Months of planning had gone into preparing for D-Day and success, or failure, hinged on a myriad of operations working like clockwork. The logistics involved were staggering; 18,000 Allied paratroops would be dropped to support the 132,000 troops that would land on the first day along with 6,000 vehicles, including 900 tanks, 600 field guns and some 4,000 tons of supplies, all transported and protected by a naval armada of 7,000 vessels, the largest fleet ever assembled. No one doubted the bravery and heroism of all those about to be involved but, as with Hitler’s proposed German invasion of Britain in 1940, victory could only be achieved through total air superiority.

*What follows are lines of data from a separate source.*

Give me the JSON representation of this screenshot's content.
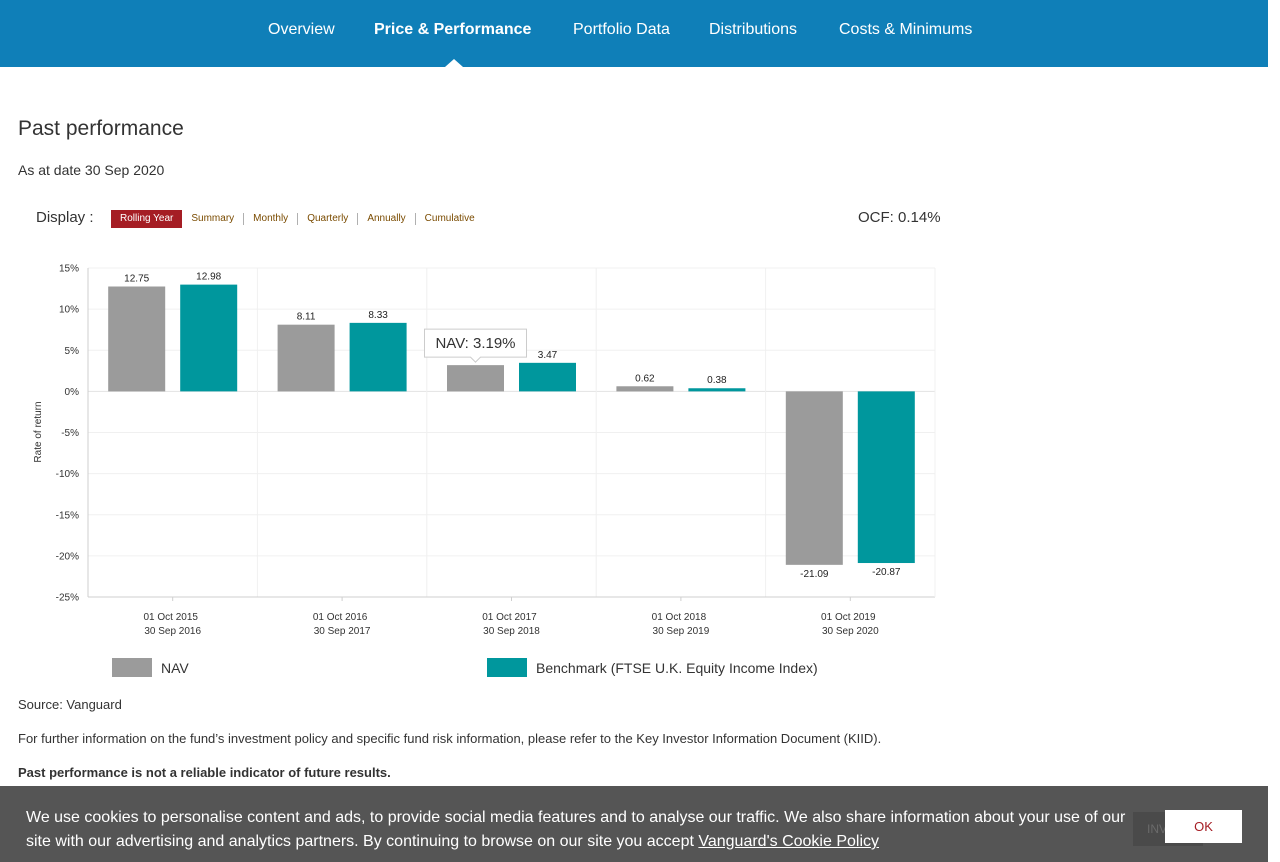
{
  "nav": {
    "tabs": [
      {
        "label": "Overview"
      },
      {
        "label": "Price & Performance"
      },
      {
        "label": "Portfolio Data"
      },
      {
        "label": "Distributions"
      },
      {
        "label": "Costs & Minimums"
      }
    ],
    "active_tab": "Price & Performance"
  },
  "section": {
    "title": "Past performance",
    "as_at": "As at date 30 Sep 2020"
  },
  "display": {
    "label": "Display :",
    "options": [
      "Rolling Year",
      "Summary",
      "Monthly",
      "Quarterly",
      "Annually",
      "Cumulative"
    ],
    "selected": "Rolling Year"
  },
  "ocf": "OCF: 0.14%",
  "tooltip": "NAV: 3.19%",
  "colors": {
    "nav_blue": "#0f7fb8",
    "nav_series": "#9b9b9b",
    "benchmark_series": "#00979d",
    "active_option": "#a51d24"
  },
  "chart_data": {
    "type": "bar",
    "ylabel": "Rate of return",
    "ylim": [
      -25,
      15
    ],
    "yticks": [
      15,
      10,
      5,
      0,
      -5,
      -10,
      -15,
      -20,
      -25
    ],
    "ytick_labels": [
      "15%",
      "10%",
      "5%",
      "0%",
      "-5%",
      "-10%",
      "-15%",
      "-20%",
      "-25%"
    ],
    "grid": true,
    "legend_position": "bottom",
    "categories": [
      {
        "start": "01 Oct 2015",
        "end": "30 Sep 2016"
      },
      {
        "start": "01 Oct 2016",
        "end": "30 Sep 2017"
      },
      {
        "start": "01 Oct 2017",
        "end": "30 Sep 2018"
      },
      {
        "start": "01 Oct 2018",
        "end": "30 Sep 2019"
      },
      {
        "start": "01 Oct 2019",
        "end": "30 Sep 2020"
      }
    ],
    "series": [
      {
        "name": "NAV",
        "values": [
          12.75,
          8.11,
          3.19,
          0.62,
          -21.09
        ],
        "labels": [
          "12.75",
          "8.11",
          "",
          "0.62",
          "-21.09"
        ]
      },
      {
        "name": "Benchmark (FTSE U.K. Equity Income Index)",
        "values": [
          12.98,
          8.33,
          3.47,
          0.38,
          -20.87
        ],
        "labels": [
          "12.98",
          "8.33",
          "3.47",
          "0.38",
          "-20.87"
        ]
      }
    ]
  },
  "footer": {
    "source": "Source: Vanguard",
    "further": "For further information on the fund’s investment policy and specific fund risk information, please refer to the Key Investor Information Document (KIID).",
    "disclaimer": "Past performance is not a reliable indicator of future results."
  },
  "cookie": {
    "text": "We use cookies to personalise content and ads, to provide social media features and to analyse our traffic. We also share information about your use of our site with our advertising and analytics partners. By continuing to browse on our site you accept",
    "link": "Vanguard's Cookie Policy",
    "ghost_button": "INVEST",
    "ok_button": "OK"
  }
}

Unlike the Luftwaffe in 1940, however, by 6 June 1944 the Allies had full control of the skies over the Channel but they were taking no chances; over 14,000 sorties were undertaken on D-Day to support and protect the invasion. But the return Channel crossing took up precious hours, time better spent providing air cover over the beachheads and forward positions. Following the combat troops ashore on D-Day were the specialist engineers tasked with the construction of temporary advanced landing strips for the Allied fighters. In the space of a few days earth movers had cleared runways, engineers had laid steel mesh tracking, installed landing lights, communication centres and brought in fuel and ammunition. In a herculean endeavour over 20 such airstrips were open and operational by the end of June.
One of them, B-4, was at Bény-sur-Mer, a village a few miles inland from Juno Beach that had been liberated by the Canadians on D-Day. The airstrip, completed by the Royal Engineers within days of the first landings, was opened on 15 June and, fittingly, one of the first squadrons to take up residence was 401 Squadron RCAF, the unit chosen by Anthony Saunders to take centre stage in his evocative painting Breakout From Normandy. Equipped with Mk.IX Spitfires the squadron is seen preparing to head out on an evening sweep during the last days of June 1944.